Representatives Introduce Bill to Increase Authority of DHS's Top Cyber Security Officer
September 13, 2004. Rep. Mac Thornberry (R-TX) and Rep. Zoe Lofgren (D-CA) introduced HR 5068, the "Department of Homeland Security Cybersecurity Enhancement Act of 2004". It would increase the rank and responsibilities of the top cybersecurity officer in the Department of Homeland Security (DHS). It would also define "cybersecurity" to include protection of "wire communication".
This bill would amend the Homeland Security Act of 2002 (HSA), which is codified at 6 U.S.C. § 121 et seq. This bill was HR 5005 in the 107th Congress. It is now Public Law No. 107-296.
Title II of the HSA creates a Directorate for Information Analysis and Infrastructure Protection, headed by an Under Secretary. This directorate has primary responsibility for information sharing and cyber security matters. Title II also creates the positions of Assistant Secretary for Infrastructure Protection and Assistant Secretary for Information Analysis. See, Section 201(b) of the HSA.

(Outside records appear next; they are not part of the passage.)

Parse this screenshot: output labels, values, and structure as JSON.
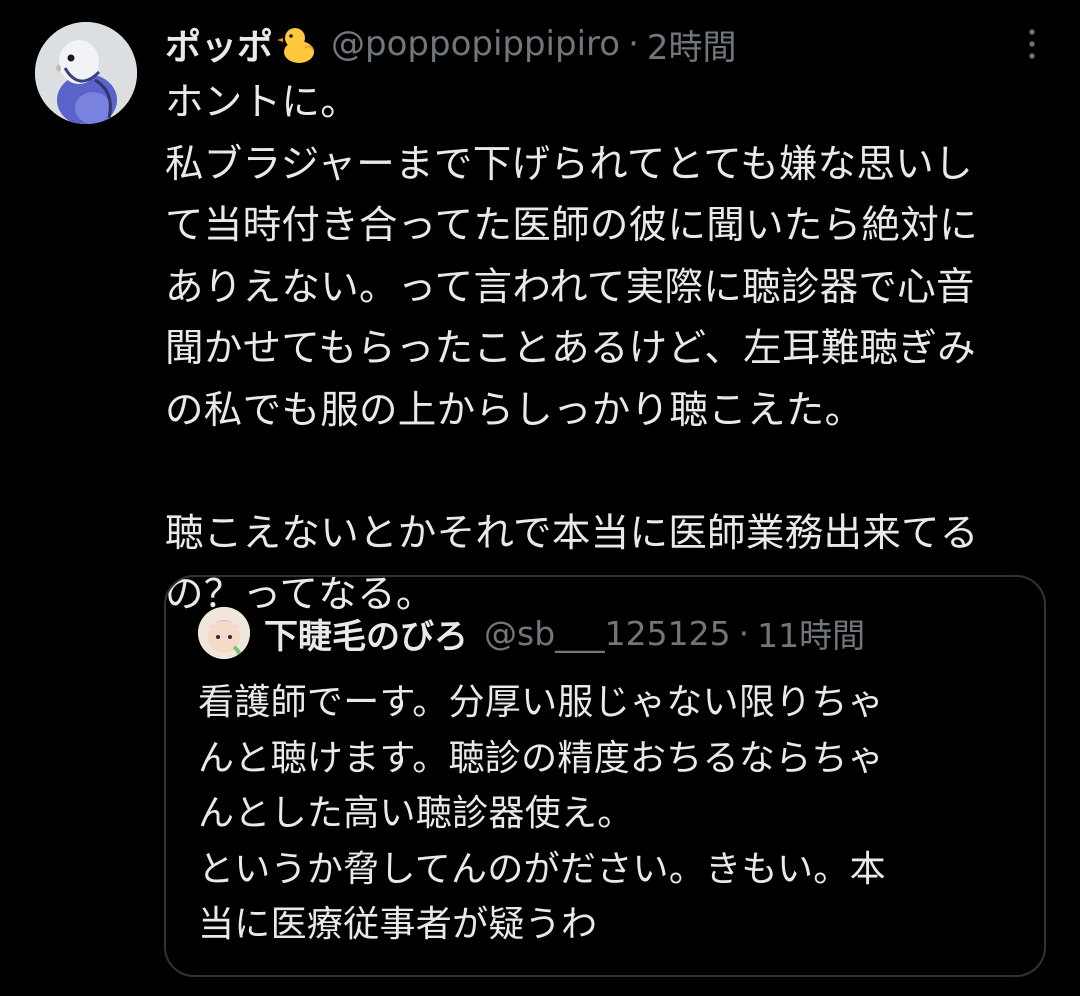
{
  "tweet": {
    "author": {
      "display_name": "ポッポ",
      "name_emoji_icon": "chick-icon",
      "handle": "@poppopippipiro",
      "avatar_icon": "budgie-avatar"
    },
    "separator": "·",
    "time": "2時間",
    "more_icon": "more-vertical-icon",
    "text_lines": [
      "ホントに。",
      "私ブラジャーまで下げられてとても嫌な思いし",
      "て当時付き合ってた医師の彼に聞いたら絶対に",
      "ありえない。って言われて実際に聴診器で心音",
      "聞かせてもらったことあるけど、左耳難聴ぎみ",
      "の私でも服の上からしっかり聴こえた。",
      "",
      "聴こえないとかそれで本当に医師業務出来てる",
      "の？ってなる。"
    ]
  },
  "quoted_tweet": {
    "author": {
      "display_name": "下睫毛のびろ",
      "handle": "@sb___125125",
      "avatar_icon": "character-avatar"
    },
    "separator": "·",
    "time": "11時間",
    "text_lines": [
      "看護師でーす。分厚い服じゃない限りちゃ",
      "んと聴けます。聴診の精度おちるならちゃ",
      "んとした高い聴診器使え。",
      "というか脅してんのがださい。きもい。本",
      "当に医療従事者が疑うわ"
    ]
  },
  "colors": {
    "background": "#000000",
    "text_primary": "#e7e9ea",
    "text_secondary": "#71767b",
    "border": "#2f3336"
  }
}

Currently, the top cybersecurity officer at the DHS is Amit Yoran. On November 15, 2003, Yoran (at right) was named Director of the National Cyber Security Division (NCSD) of the Information Analysis and Infrastructure Protection Directorate (IAIP) at the DHS. See, story titled "Amit Yoran Named Head of Cyber Security Division" in TLJ Daily E-Mail Alert No. 740, September 16, 2003.
This places him several levels below the Secretary in the DHS hierarchy. Yoran works for Bob Liscouski, the Assistant Secretary for Infrastructure Protection in the IAIP. Liscouski works for Frank Libutti, the Under Secretary for Information Analysis and Infrastructure Protection. Libutti works for Tom Ridge, the Secretary of Homeland Security.
Neither Ridge nor Libutti have backgrounds in technology. Ridge is a politician -- a former two term Governor of Pennsylvania, and a former Congressman from Pennsylvania. Libutti is an ex-Marine General. Only Liscouski has a background in technology.
Some technology companies, and groups that represent them in Washington DC, have argued that the top cybersecurity officer at the DHS should hold a higher rank and more authority.
In addition, on January 16, 2004, the Democrats on the House Homeland Security Committee released a report [18 pages in PDF] titled "America At Risk: The State of Homeland Security: Initial Findings". It criticized the Bush administration for not making Yoran's position more important. The report states that "The top cybersecurity position in the government is now the Director of the National Cyber Security Division, buried deep within DHS. There is no longer a Presidential advisor or senior official with the authority to direct all the agencies responsible for cybersecurity should a cyber-crisis occur."
Rep. Lofgren (at left) stated in a release that "During the past year and a half, the subcommittee has heard from numerous experts about the need to address the increasing threats and vulnerabilities facing our nation's computer networks and systems. Our legislation will strengthen the Department's cybersecurity efforts and make sure the appropriate person within DHS has the authority and direction to get the job done."
Rep. Thornberry is chairman of the House Homeland Security Committee's Subcommittee on Cybersecurity, Science, and Research and Development. Rep. Lofgren is the ranking Democrat on this Subcommittee.
This bill would amend the HSA to create a new position of Assistant Secretary for Cybersecurity. It would also provide a definition of the term "cybersecurity".
The bill defines cybersecurity broadly, to encompass not only computers and computer networks, but also communications, including "wire communication".
The bill provides that "cybersecurity" means "the prevention of damage to, the protection of, and the restoration of computers, electronic communications systems, electronic communication services, wire communication, and electronic communication, including information contained therein, to ensure its availability, integrity, authentication, confidentiality, and nonrepudiation."
It also provides that "wire communications" has the same meaning as in 18 U.S.C. § 2510. This section provides that ''wire communication'' means "any aural transfer made in whole or in part through the use of facilities for the transmission of communications by the aid of wire, cable, or other like connection between the point of origin and the point of reception (including the use of such connection in a switching station) furnished or operated by any person engaged in providing or operating such facilities for the transmission of interstate or foreign communications or communications affecting interstate or foreign commerce". (Parentheses in original.)
This would appear to give the new Assistant Secretary for Cybersecurity, and the DHS, authority regarding the security of telecommunications. Individuals associated with the Federal Communications Commission (FCC), the Network Reliability and Interoperability Council (NRIC), the House Commerce Committee (HCC), and telecommunications carriers might take note of this definition of cybersecurity.
The bill would increase the rank of the top cybersecurity officer at the DHS, and define and expand the responsibilities of this officer. However, this increase in position would come at the expense of other government officers and offices. There is nothing in the bill that would increase governmental authority over the private sector.
This bill has been referred to the House Homeland Security Committee.